  • Physical Therapy and Health Care Utilization for Older Adults With Lumbar
           Spinal Stenosis

    • Free pre-print version: Loading...

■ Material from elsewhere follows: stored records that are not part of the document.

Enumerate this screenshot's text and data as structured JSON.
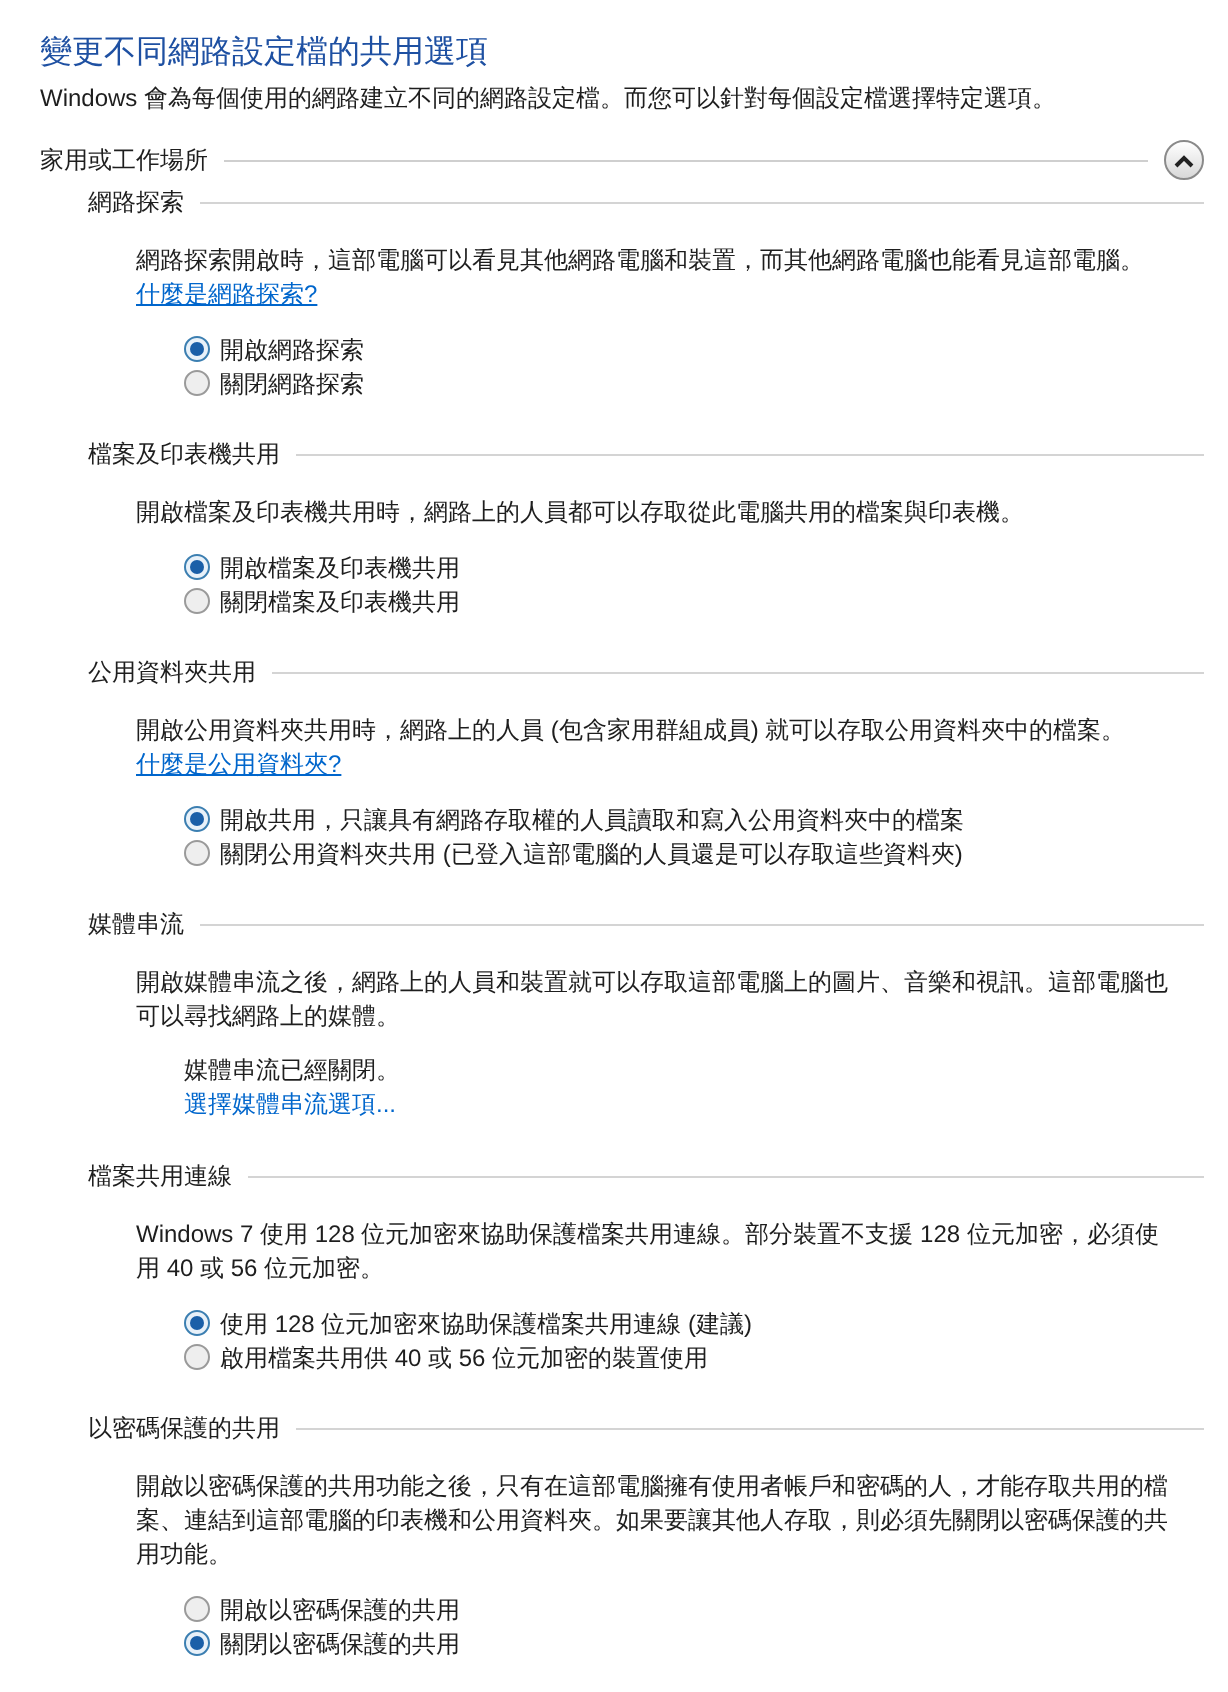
{
  "title": "變更不同網路設定檔的共用選項",
  "subtitle": "Windows 會為每個使用的網路建立不同的網路設定檔。而您可以針對每個設定檔選擇特定選項。",
  "group": {
    "label": "家用或工作場所",
    "expanded": true
  },
  "sections": [
    {
      "title": "網路探索",
      "description": "網路探索開啟時，這部電腦可以看見其他網路電腦和裝置，而其他網路電腦也能看見這部電腦。",
      "link": "什麼是網路探索?",
      "kind": "radio",
      "options": [
        {
          "label": "開啟網路探索",
          "selected": true
        },
        {
          "label": "關閉網路探索",
          "selected": false
        }
      ]
    },
    {
      "title": "檔案及印表機共用",
      "description": "開啟檔案及印表機共用時，網路上的人員都可以存取從此電腦共用的檔案與印表機。",
      "kind": "radio",
      "options": [
        {
          "label": "開啟檔案及印表機共用",
          "selected": true
        },
        {
          "label": "關閉檔案及印表機共用",
          "selected": false
        }
      ]
    },
    {
      "title": "公用資料夾共用",
      "description": "開啟公用資料夾共用時，網路上的人員 (包含家用群組成員) 就可以存取公用資料夾中的檔案。",
      "link": "什麼是公用資料夾?",
      "kind": "radio",
      "options": [
        {
          "label": "開啟共用，只讓具有網路存取權的人員讀取和寫入公用資料夾中的檔案",
          "selected": true
        },
        {
          "label": "關閉公用資料夾共用 (已登入這部電腦的人員還是可以存取這些資料夾)",
          "selected": false
        }
      ]
    },
    {
      "title": "媒體串流",
      "description": "開啟媒體串流之後，網路上的人員和裝置就可以存取這部電腦上的圖片、音樂和視訊。這部電腦也可以尋找網路上的媒體。",
      "kind": "status",
      "status": "媒體串流已經關閉。",
      "action": "選擇媒體串流選項..."
    },
    {
      "title": "檔案共用連線",
      "description": "Windows 7 使用 128 位元加密來協助保護檔案共用連線。部分裝置不支援 128 位元加密，必須使用 40 或 56 位元加密。",
      "kind": "radio",
      "options": [
        {
          "label": "使用 128 位元加密來協助保護檔案共用連線 (建議)",
          "selected": true
        },
        {
          "label": "啟用檔案共用供 40 或 56 位元加密的裝置使用",
          "selected": false
        }
      ]
    },
    {
      "title": "以密碼保護的共用",
      "description": "開啟以密碼保護的共用功能之後，只有在這部電腦擁有使用者帳戶和密碼的人，才能存取共用的檔案、連結到這部電腦的印表機和公用資料夾。如果要讓其他人存取，則必須先關閉以密碼保護的共用功能。",
      "kind": "radio",
      "options": [
        {
          "label": "開啟以密碼保護的共用",
          "selected": false
        },
        {
          "label": "關閉以密碼保護的共用",
          "selected": true
        }
      ]
    }
  ]
}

      Authors: Schmidt; Catherine T.; Ogarek, Jessica; Resnik, Linda
      Abstract: imageBackground and Purpose: Lumbar spinal stenosis (LSS) is associated with high health care utilization for older adults. Physical therapy (PT) offers low medical risk and reduced cost burden with functional outcomes that appear to be equivalent to higher risk interventions such as surgery. However, it is unknown whether receipt of PT following incident LSS diagnosis is associated with reduced health care utilization. The objectives of this study were to: (1) compare health characteristics for Medicare beneficiaries who received outpatient PT within 30 days of incident LSS diagnosis to those who did not; (2) compare the 1-year utilization rates for specific health care services for these 2 groups; and (3) quantify the likelihood of progression to specific health services based on the receipt of PT.Methods: This was a retrospective cohort study using nationally representative claims data for Medicare Part B beneficiaries between 2007 and 2010. Lumbar spinal stenosis was determined using International Classification of Diseases, Ninth Revision, Clinical Modification (ICD-9-CM) codes. Beneficiaries 65 years and older were classified into 2 groups (PT and no PT) based on receipt of PT within 30 days of initial diagnosis. Baseline characteristics were identified at incident diagnosis. Hazard ratios (HRs) were estimated for the risk of receiving health services outcomes including spinal surgery, spinal injections, chiropractic care, advanced imaging, spinal radiographs, opioid medication, nonopioid analgesics, and hospitalizations beginning on day 31 up to 1 year following incident LSS diagnosis.Results and Discussion: Among 60 646 Medicare beneficiaries with incident LSS who met the inclusion criteria, 1124 were classified in the PT group and 59 522 in the no PT group. Compared with the PT group, beneficiaries in the no PT group had a greater risk of having hospitalizations (HR = 1.40), opioid medications (HR = 1.29), spinal surgery (HR = 1.29), and spinal radiographs (HR = 1.19) within 1 year.Conclusions: Fewer than 2% of Medicare beneficiaries received PT within 30 days of initial LSS diagnosis. Receipt of PT was associated with less utilization of higher risk and costly health services for 1 year. These results may inform practitioners when making early decisions about rehabilitative care for older adults with LSS.
      PubDate: Fri, 01 Jul 2022 00:00:00 GMT-
       
 
JournalTOCs
School of Mathematical and Computer Sciences
Heriot-Watt University
Edinburgh, EH14 4AS, UK
Email: journaltocs@hw.ac.uk
Tel: +00 44 (0)131 4513762
 


Your IP address: 44.201.96.43
 
Home (Search)
API
About JournalTOCs
News (blog, publications)
JournalTOCs on Twitter   JournalTOCs on Facebook

JournalTOCs © 2009-